Ethno Medicinal Uses of Mimosa pudica
Administered to people: The Zulus use whole plants as traditional medicine. Unspecified parts are used for children’s convulsions, dysmenorrhoea and as a vermifuge in Madagascar. In Mauritius, decoctions of young leaves and stems are given to children with teething problems and also used for heart palpitations, insomnia and nervousness. Leaves are also used for insomnia in Ecuador. Such usage may be associated mimetically with the habit of the leaves of closing up when touched.
Caution: Mimosine, a compound found in Mimosa pudica was shown to be toxic to stock animals.
This monograph contains details of Mimosa pudica as per the references cited below.
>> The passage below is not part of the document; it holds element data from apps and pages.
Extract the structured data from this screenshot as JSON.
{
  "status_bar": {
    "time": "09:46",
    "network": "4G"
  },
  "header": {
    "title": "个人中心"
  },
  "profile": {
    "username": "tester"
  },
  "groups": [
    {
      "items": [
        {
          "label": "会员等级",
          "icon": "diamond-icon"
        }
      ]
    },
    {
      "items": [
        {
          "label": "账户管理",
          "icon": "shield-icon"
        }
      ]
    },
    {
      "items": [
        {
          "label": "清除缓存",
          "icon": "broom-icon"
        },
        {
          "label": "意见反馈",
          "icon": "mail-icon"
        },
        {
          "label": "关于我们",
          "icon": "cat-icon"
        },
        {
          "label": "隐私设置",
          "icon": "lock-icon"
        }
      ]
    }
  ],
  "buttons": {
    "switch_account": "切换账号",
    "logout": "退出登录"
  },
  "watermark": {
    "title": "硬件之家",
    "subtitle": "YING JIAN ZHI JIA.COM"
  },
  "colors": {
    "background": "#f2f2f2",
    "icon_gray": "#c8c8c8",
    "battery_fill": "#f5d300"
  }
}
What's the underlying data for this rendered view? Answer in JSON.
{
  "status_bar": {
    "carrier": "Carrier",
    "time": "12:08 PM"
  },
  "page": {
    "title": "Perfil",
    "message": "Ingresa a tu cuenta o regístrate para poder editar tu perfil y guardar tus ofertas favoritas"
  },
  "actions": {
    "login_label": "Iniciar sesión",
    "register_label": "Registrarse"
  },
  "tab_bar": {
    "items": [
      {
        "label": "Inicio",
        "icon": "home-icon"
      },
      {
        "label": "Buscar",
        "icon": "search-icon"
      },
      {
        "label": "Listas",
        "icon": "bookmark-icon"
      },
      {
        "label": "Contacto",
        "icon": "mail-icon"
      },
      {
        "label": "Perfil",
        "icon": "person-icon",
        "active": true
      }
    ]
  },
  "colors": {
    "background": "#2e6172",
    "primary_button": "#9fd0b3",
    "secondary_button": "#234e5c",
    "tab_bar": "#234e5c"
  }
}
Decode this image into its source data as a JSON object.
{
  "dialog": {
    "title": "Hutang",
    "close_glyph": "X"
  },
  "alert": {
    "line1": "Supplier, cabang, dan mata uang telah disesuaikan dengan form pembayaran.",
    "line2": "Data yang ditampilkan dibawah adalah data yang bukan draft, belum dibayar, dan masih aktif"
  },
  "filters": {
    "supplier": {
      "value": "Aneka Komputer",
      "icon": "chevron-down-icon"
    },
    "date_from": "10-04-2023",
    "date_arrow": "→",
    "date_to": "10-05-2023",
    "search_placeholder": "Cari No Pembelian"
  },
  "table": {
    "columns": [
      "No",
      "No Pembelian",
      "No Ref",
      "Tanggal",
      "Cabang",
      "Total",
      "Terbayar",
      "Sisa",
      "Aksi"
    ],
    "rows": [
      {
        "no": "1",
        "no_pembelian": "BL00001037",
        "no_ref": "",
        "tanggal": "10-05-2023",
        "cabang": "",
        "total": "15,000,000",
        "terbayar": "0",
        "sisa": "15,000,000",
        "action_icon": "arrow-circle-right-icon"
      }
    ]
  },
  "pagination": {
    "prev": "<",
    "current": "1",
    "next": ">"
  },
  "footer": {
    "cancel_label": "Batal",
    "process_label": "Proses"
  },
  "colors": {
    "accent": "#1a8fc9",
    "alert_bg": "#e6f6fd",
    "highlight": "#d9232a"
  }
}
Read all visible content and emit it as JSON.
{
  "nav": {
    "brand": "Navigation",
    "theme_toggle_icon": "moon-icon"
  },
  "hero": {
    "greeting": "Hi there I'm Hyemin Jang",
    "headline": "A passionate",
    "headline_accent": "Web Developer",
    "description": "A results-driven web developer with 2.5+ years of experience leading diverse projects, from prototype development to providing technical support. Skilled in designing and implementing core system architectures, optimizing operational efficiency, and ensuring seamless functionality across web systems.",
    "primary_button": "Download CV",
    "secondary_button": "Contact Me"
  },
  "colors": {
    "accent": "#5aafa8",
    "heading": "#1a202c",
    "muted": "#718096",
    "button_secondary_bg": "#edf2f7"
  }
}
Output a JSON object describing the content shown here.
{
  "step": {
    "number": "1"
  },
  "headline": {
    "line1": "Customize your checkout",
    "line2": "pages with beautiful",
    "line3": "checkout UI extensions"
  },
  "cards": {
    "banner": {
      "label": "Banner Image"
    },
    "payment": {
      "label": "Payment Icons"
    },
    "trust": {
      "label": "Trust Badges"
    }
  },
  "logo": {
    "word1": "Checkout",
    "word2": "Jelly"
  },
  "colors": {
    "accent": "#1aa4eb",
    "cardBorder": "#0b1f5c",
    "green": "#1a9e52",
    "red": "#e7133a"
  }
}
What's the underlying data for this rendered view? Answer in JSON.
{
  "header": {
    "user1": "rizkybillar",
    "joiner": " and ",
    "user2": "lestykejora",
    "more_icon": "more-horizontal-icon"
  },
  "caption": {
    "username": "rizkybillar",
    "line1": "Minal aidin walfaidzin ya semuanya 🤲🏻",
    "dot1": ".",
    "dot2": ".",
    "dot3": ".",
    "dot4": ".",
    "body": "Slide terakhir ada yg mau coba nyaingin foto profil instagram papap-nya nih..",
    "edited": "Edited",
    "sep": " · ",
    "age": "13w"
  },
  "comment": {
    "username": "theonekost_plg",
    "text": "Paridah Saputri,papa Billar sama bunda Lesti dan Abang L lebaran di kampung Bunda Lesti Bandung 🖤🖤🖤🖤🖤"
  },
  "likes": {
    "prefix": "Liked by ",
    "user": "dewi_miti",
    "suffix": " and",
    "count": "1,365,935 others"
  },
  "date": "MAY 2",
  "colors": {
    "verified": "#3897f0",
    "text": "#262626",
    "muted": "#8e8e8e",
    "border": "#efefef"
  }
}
If you can provide any additional information, photos or reliable use records, or spot any errors, please leave a comment below or in The Muthi Flora of southern Africa Facebook group
Arnold, T.H., Prentice, C.A., Hawker, L.C., Snyman, E.E., Tomalin, M., Crouch, N.R. and Pottas-Bircher, C. (2002). Medicinal and magical plants of southern Africa: an annotated checklist. Strelitzia 13. South African National Biodiversity Institute, Pretoria.
Hutchings, A., Scott, A.H., Lewis, G., Cunnigham, A.B., (1996). Zulu Medicinal Plants: an inventory. University of Natal